The UK has foolishly followed ‘instructions’ from the Pentagon and led the call in Europe to apply general economic sanctions on Iran – an act of dubious legality and outside of the legal UN nuclear sector sanctions. In addition, the UK has sent its new Royal Navy Type 45 ‘stealth destroyer’ HMS Daring, to the waters off the coast of Iran, to join other UK surface and submarine assets.
It is foolish because these steps have been sold to Downing Street as a way to put pressure on Iran to halt its nuclear weapons development – in effect as a substitute for war.
The problem is, these steps and organising a partial global boycott of Iranian oil are a precursor to war and a potential cause of it. This is because the latest November 8th 2011 IAEA report on Iran provides no evidence that Iran has a physical weapons programme, and indeed concurs with the United States multi-agency assessment in 2007 that Iran gave up is embryonic nuclear weapons programme in 2003. What’s more, the US Defence Secretary Leon Panetta, very much the White House’s guy, stated only this week that Iran did not currently have an active nuclear weapons programme! One must not forget that Iran has been accused of being ‘nearly there’ with a nuclear weapon since 1984. There are many reasons to ‘pressure’ Iran on a range of matters, but Iran being anywhere near to having a nuclear weapon is not one of them.

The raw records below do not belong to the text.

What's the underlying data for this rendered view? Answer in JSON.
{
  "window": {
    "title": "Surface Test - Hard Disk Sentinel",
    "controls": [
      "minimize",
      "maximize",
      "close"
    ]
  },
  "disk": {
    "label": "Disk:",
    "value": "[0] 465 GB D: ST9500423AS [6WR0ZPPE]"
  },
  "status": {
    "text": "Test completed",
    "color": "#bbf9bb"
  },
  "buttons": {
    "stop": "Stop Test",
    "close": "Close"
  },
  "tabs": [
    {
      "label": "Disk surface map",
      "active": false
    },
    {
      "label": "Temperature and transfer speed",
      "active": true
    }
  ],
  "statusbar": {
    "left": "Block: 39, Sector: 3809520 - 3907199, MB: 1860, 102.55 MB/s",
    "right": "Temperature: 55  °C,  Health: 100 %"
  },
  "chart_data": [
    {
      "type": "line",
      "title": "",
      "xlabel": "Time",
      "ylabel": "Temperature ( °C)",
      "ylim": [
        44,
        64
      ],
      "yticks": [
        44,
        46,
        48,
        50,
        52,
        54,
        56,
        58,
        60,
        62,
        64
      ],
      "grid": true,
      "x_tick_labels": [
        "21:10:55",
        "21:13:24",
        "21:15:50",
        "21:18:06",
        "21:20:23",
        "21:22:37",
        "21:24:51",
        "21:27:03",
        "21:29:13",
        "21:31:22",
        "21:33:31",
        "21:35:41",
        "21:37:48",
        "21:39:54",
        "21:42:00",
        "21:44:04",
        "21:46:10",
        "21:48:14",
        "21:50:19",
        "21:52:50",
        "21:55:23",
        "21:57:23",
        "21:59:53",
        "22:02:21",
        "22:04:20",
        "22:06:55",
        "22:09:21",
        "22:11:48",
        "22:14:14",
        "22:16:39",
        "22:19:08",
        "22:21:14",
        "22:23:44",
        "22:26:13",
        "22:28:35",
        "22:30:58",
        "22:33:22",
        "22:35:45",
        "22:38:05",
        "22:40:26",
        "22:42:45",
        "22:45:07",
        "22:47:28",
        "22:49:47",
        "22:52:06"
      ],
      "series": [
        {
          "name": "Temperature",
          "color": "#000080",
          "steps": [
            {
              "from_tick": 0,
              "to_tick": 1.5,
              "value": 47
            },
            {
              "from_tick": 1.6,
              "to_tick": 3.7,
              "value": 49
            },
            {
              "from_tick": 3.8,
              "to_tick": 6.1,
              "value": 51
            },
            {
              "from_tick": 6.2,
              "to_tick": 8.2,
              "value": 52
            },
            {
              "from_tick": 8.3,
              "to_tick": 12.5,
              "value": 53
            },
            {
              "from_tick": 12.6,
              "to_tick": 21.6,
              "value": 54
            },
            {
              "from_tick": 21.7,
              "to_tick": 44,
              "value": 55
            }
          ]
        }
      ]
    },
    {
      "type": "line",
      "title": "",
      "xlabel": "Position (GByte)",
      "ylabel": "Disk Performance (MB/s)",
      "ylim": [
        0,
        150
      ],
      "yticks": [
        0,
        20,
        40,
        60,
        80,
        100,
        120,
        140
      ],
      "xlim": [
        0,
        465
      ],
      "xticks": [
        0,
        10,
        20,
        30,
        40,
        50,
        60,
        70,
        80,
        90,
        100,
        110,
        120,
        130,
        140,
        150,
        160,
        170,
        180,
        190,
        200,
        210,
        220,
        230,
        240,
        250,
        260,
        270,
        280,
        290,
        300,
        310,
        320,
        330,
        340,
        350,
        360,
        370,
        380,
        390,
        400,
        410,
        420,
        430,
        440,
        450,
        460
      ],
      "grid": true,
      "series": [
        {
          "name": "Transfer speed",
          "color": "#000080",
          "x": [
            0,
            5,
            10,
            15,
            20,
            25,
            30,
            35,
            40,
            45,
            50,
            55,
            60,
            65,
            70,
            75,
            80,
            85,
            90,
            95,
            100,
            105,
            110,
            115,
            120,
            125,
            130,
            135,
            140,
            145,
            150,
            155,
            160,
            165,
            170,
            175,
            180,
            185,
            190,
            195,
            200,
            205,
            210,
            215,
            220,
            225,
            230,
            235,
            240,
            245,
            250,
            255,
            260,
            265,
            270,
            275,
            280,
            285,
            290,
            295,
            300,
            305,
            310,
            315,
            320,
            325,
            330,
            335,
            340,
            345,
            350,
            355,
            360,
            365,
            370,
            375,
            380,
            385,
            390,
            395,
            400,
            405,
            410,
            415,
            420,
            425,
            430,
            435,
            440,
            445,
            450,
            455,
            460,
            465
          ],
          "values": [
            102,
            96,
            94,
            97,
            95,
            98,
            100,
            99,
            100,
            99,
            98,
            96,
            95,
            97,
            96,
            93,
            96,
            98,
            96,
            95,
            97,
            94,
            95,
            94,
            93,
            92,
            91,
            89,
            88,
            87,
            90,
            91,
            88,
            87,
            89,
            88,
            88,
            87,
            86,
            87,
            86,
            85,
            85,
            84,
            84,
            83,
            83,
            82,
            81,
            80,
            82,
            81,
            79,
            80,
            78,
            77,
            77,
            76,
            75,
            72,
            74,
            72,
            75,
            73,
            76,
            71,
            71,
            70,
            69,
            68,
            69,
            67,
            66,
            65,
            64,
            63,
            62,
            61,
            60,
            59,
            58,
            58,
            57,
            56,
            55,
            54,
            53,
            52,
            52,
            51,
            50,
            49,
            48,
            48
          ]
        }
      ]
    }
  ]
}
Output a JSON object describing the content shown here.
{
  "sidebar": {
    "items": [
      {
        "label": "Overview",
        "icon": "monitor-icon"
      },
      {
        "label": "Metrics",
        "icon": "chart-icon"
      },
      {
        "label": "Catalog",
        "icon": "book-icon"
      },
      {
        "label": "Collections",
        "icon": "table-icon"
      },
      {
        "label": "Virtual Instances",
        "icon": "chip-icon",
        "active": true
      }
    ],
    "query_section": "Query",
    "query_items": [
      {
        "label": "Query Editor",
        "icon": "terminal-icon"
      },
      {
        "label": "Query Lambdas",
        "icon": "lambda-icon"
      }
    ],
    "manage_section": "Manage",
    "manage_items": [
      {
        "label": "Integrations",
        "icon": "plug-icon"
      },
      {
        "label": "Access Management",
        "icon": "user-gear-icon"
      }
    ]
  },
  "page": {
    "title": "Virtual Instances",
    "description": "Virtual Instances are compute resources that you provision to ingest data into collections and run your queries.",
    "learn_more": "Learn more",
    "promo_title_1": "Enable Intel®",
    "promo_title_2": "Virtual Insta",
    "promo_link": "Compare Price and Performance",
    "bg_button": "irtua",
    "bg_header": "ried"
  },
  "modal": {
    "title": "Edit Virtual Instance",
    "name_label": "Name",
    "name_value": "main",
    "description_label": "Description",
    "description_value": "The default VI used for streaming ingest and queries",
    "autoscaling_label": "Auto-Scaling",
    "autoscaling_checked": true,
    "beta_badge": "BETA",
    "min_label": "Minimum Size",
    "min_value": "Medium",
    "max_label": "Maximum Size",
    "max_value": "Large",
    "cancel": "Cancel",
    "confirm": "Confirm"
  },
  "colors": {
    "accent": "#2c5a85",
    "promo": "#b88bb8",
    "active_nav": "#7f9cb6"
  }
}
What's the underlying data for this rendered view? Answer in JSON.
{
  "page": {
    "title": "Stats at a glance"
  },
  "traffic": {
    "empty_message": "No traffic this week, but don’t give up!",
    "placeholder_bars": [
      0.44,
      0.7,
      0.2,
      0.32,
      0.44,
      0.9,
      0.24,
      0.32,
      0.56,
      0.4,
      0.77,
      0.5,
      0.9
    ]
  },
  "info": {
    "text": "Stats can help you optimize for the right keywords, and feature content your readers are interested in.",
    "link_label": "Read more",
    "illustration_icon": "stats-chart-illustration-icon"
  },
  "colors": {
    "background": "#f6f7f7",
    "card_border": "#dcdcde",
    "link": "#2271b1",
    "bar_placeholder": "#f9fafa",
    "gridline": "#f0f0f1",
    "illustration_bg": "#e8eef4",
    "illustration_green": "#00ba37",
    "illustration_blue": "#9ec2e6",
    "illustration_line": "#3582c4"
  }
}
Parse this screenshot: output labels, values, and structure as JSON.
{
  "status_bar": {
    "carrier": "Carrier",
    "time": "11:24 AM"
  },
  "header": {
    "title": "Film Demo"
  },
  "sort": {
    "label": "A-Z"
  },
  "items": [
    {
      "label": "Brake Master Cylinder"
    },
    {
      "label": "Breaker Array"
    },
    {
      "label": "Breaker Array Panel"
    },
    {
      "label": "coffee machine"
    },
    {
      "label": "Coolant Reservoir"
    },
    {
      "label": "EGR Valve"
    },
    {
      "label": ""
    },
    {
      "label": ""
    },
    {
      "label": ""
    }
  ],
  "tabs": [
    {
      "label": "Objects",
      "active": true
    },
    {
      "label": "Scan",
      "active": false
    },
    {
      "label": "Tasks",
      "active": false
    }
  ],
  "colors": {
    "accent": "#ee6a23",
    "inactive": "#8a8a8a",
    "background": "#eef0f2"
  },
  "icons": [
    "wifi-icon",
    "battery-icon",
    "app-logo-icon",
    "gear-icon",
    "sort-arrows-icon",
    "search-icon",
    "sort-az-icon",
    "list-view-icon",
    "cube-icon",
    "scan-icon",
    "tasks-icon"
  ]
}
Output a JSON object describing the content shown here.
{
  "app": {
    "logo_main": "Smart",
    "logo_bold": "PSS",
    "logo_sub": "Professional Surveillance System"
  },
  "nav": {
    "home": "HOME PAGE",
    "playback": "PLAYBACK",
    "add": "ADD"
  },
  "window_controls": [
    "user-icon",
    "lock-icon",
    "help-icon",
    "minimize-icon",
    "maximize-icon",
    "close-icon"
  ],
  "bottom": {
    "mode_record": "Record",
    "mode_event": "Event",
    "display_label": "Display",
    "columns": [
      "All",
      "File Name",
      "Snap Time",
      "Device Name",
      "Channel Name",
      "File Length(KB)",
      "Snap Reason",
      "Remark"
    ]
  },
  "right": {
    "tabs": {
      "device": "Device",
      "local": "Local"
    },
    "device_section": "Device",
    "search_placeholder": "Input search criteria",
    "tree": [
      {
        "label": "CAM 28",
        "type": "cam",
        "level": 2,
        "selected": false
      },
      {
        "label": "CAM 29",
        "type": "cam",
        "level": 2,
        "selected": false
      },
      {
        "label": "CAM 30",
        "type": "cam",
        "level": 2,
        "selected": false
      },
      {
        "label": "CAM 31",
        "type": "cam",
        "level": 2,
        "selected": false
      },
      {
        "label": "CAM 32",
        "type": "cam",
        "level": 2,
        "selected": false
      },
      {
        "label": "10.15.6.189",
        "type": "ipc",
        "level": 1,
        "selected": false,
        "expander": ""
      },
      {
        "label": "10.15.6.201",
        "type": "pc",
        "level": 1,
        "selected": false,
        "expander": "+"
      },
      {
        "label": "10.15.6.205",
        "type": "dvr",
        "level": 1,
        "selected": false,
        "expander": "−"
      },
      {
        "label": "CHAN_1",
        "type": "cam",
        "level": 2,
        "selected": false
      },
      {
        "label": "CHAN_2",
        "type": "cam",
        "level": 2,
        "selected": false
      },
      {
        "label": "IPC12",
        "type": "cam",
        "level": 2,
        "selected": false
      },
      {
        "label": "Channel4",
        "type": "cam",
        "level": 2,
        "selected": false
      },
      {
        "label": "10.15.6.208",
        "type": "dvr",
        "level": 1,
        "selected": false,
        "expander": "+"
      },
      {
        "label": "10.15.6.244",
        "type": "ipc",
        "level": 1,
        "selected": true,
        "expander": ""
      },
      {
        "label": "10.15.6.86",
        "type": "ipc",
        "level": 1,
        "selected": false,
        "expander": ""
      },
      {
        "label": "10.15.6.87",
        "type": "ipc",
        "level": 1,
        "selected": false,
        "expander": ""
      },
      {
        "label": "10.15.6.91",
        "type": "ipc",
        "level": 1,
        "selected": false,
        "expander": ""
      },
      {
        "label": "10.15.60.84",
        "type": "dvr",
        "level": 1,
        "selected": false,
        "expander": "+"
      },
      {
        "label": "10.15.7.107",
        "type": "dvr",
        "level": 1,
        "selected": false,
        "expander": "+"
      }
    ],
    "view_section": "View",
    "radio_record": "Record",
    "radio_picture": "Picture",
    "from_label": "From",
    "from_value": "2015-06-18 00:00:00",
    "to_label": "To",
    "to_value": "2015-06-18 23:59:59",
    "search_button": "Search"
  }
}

Given that US security institutions have persuaded the UK to go along with steps to an unnecessary war, when the US Secretary of Defence (and half the Israeli cabinet, incidentally) is against it, one would expect some dissent in the UK political system.
But there is hardly a whisper. Where is the parliamentary debate ? Where are the anti-war Lib Dem voices? Has the UK Deputy Prime Minister looked past the CNN and BBC spin and actually read the IAEA’s short report? Has the Lib Dem Defence Minister got laryngitis? With hundreds of thousands of lives and the coherence of the UK socially and economically at risk, one would certainly hope so.
* Paul Reynolds is an independent foreign policy & international economics adviser, who has had senior political roles in Afghanistan, Iraq, and Pakistan, among other countries across the globe.